How to complete this task: Among the lines below, how many have the string "true" in them? Only the number is wanted.

(Recorded information Opens)

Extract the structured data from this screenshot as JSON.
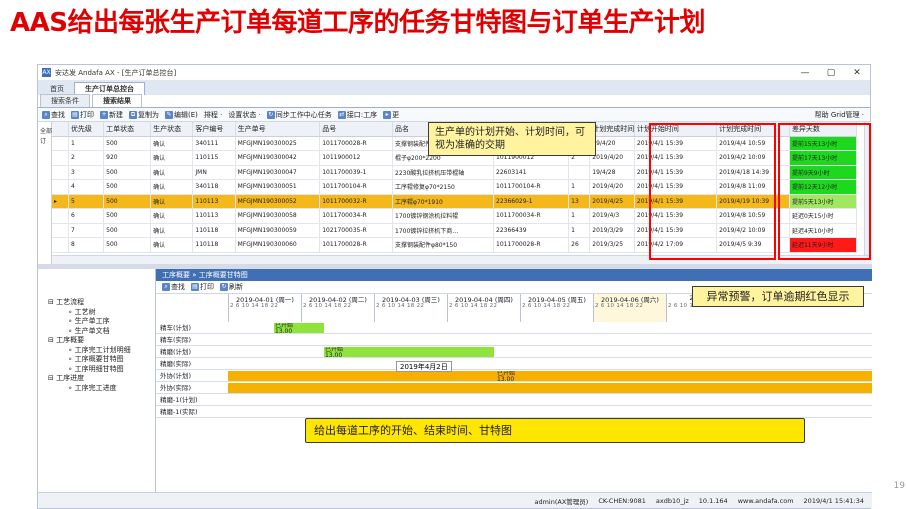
{
  "slide": {
    "title": "AAS给出每张生产订单每道工序的任务甘特图与订单生产计划",
    "page_number": "19"
  },
  "window": {
    "title": "安达发 Andafa AX - [生产订单总控台]",
    "controls": [
      "—",
      "▢",
      "✕"
    ]
  },
  "menubar": {
    "tabs": [
      {
        "label": "首页",
        "active": false
      },
      {
        "label": "生产订单总控台",
        "active": true
      }
    ]
  },
  "subtabs": [
    {
      "label": "搜索条件",
      "active": false
    },
    {
      "label": "搜索结果",
      "active": true
    }
  ],
  "toolbar": {
    "items": [
      {
        "icon": "search-icon",
        "label": "查找"
      },
      {
        "icon": "print-icon",
        "label": "打印"
      },
      {
        "icon": "new-icon",
        "label": "新建"
      },
      {
        "icon": "copy-icon",
        "label": "复制为"
      },
      {
        "icon": "edit-icon",
        "label": "编辑(E)"
      },
      {
        "icon": "sort-icon",
        "label": "排程 ·"
      },
      {
        "icon": "status-icon",
        "label": "设置状态 ·"
      },
      {
        "icon": "sync-icon",
        "label": "同步工作中心任务"
      },
      {
        "icon": "interface-icon",
        "label": "接口:工序"
      },
      {
        "icon": "more-icon",
        "label": "更"
      }
    ],
    "right": "帮助  Grid管理 ·"
  },
  "upper_tree": {
    "items": [
      "全部",
      "订"
    ]
  },
  "orders_table": {
    "columns": [
      "",
      "优先级",
      "工单状态",
      "生产状态",
      "客户编号",
      "生产单号",
      "品号",
      "品名",
      "",
      "",
      "",
      "",
      "计划开始时间",
      "计划完成时间",
      "差异天数"
    ],
    "hidden_col_label": "计划完成时间",
    "rows": [
      {
        "idx": "1",
        "priority": "500",
        "status": "确认",
        "pstatus": "",
        "cust": "340111",
        "order": "MFGJMN190300025",
        "item": "1011700028-R",
        "name": "支撑钢装配件",
        "c9": "",
        "c10": "",
        "c11": "",
        "done_date": "19/4/20",
        "plan_start": "2019/4/1 15:39",
        "plan_end": "2019/4/4 10:59",
        "diff": "提前15天13小时",
        "diff_color": "green"
      },
      {
        "idx": "2",
        "priority": "920",
        "status": "确认",
        "pstatus": "",
        "cust": "110115",
        "order": "MFGJMN190300042",
        "item": "1011900012",
        "name": "棍子φ200*2200",
        "c9": "",
        "c10": "1011900012",
        "c11": "2",
        "done_date": "2019/4/20",
        "plan_start": "2019/4/1 15:39",
        "plan_end": "2019/4/2 10:09",
        "diff": "提前17天13小时",
        "diff_color": "green"
      },
      {
        "idx": "3",
        "priority": "500",
        "status": "确认",
        "pstatus": "",
        "cust": "JMN",
        "order": "MFGJMN190300047",
        "item": "1011700039-1",
        "name": "2230酸乳拉挤机压带棍轴",
        "c9": "",
        "c10": "22603141",
        "c11": "",
        "done_date": "19/4/28",
        "plan_start": "2019/4/1 15:39",
        "plan_end": "2019/4/18 14:39",
        "diff": "提前9天9小时",
        "diff_color": "green"
      },
      {
        "idx": "4",
        "priority": "500",
        "status": "确认",
        "pstatus": "",
        "cust": "340118",
        "order": "MFGJMN190300051",
        "item": "1011700104-R",
        "name": "工序辊修复φ70*2150",
        "c9": "",
        "c10": "1011700104-R",
        "c11": "1",
        "done_date": "2019/4/20",
        "plan_start": "2019/4/1 15:39",
        "plan_end": "2019/4/8 11:09",
        "diff": "提前12天12小时",
        "diff_color": "green"
      },
      {
        "idx": "5",
        "priority": "500",
        "status": "确认",
        "pstatus": "",
        "cust": "110113",
        "order": "MFGJMN190300052",
        "item": "1011700032-R",
        "name": "工序辊φ70*1910",
        "c9": "",
        "c10": "22366029-1",
        "c11": "13",
        "done_date": "2019/4/25",
        "plan_start": "2019/4/1 15:39",
        "plan_end": "2019/4/19 10:39",
        "diff": "提前5天13小时",
        "diff_color": "lgreen",
        "selected": true
      },
      {
        "idx": "6",
        "priority": "500",
        "status": "确认",
        "pstatus": "",
        "cust": "110113",
        "order": "MFGJMN190300058",
        "item": "1011700034-R",
        "name": "1700镀锌钢涂机拉料辊",
        "c9": "",
        "c10": "1011700034-R",
        "c11": "1",
        "done_date": "2019/4/3",
        "plan_start": "2019/4/1 15:39",
        "plan_end": "2019/4/8 10:59",
        "diff": "延迟0天15小时",
        "diff_color": ""
      },
      {
        "idx": "7",
        "priority": "500",
        "status": "确认",
        "pstatus": "",
        "cust": "110118",
        "order": "MFGJMN190300059",
        "item": "1021700035-R",
        "name": "1700镀锌拉挤机下商…",
        "c9": "",
        "c10": "22366439",
        "c11": "1",
        "done_date": "2019/3/29",
        "plan_start": "2019/4/1 15:39",
        "plan_end": "2019/4/2 10:09",
        "diff": "延迟4天10小时",
        "diff_color": ""
      },
      {
        "idx": "8",
        "priority": "500",
        "status": "确认",
        "pstatus": "",
        "cust": "110118",
        "order": "MFGJMN190300060",
        "item": "1011700028-R",
        "name": "支撑钢装配件φ80*150",
        "c9": "",
        "c10": "1011700028-R",
        "c11": "26",
        "done_date": "2019/3/25",
        "plan_start": "2019/4/2 17:09",
        "plan_end": "2019/4/5 9:39",
        "diff": "延迟11天9小时",
        "diff_color": "red"
      }
    ]
  },
  "lower_tree": {
    "items": [
      {
        "label": "工艺流程",
        "level": 0
      },
      {
        "label": "工艺树",
        "level": 1
      },
      {
        "label": "生产单工序",
        "level": 1
      },
      {
        "label": "生产单文档",
        "level": 1
      },
      {
        "label": "工序概要",
        "level": 0
      },
      {
        "label": "工序完工计划明细",
        "level": 1
      },
      {
        "label": "工序概要甘特图",
        "level": 1
      },
      {
        "label": "工序明细甘特图",
        "level": 1
      },
      {
        "label": "工序进度",
        "level": 0
      },
      {
        "label": "工序完工进度",
        "level": 1
      }
    ]
  },
  "gantt": {
    "breadcrumb": "工序概要 » 工序概要甘特图",
    "toolbar": [
      "查找",
      "打印",
      "刷新"
    ],
    "days": [
      {
        "label": "2019-04-01 (周一)"
      },
      {
        "label": "2019-04-02 (周二)"
      },
      {
        "label": "2019-04-03 (周三)"
      },
      {
        "label": "2019-04-04 (周四)"
      },
      {
        "label": "2019-04-05 (周五)"
      },
      {
        "label": "2019-04-06 (周六)"
      },
      {
        "label": "2019-04"
      }
    ],
    "hours": "2 6 10 14 18 22",
    "rows": [
      "精车(计划)",
      "精车(实际)",
      "精磨(计划)",
      "精磨(实际)",
      "外协(计划)",
      "外协(实际)",
      "精磨-1(计划)",
      "精磨-1(实际)"
    ],
    "bars": [
      {
        "row": 0,
        "label1": "已开始",
        "label2": "13.00",
        "color": "#8ee43a"
      },
      {
        "row": 2,
        "label1": "已开始",
        "label2": "13.00",
        "color": "#8ee43a"
      },
      {
        "row": 4,
        "label1": "已开始",
        "label2": "13.00",
        "color": "#f5b000"
      },
      {
        "row": 5,
        "label1": "",
        "label2": "",
        "color": "#f5b000"
      }
    ],
    "date_tooltip": "2019年4月2日"
  },
  "statusbar": {
    "items": [
      "admin(AX管理员)",
      "CK-CHEN:9081",
      "axdb10_jz",
      "10.1.164",
      "www.andafa.com",
      "2019/4/1 15:41:34"
    ]
  },
  "callouts": {
    "top": "生产单的计划开始、计划时间，可视为准确的交期",
    "right": "异常预警，订单逾期红色显示",
    "bottom": "给出每道工序的开始、结束时间、甘特图"
  }
}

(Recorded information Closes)

Solution to the problem: 3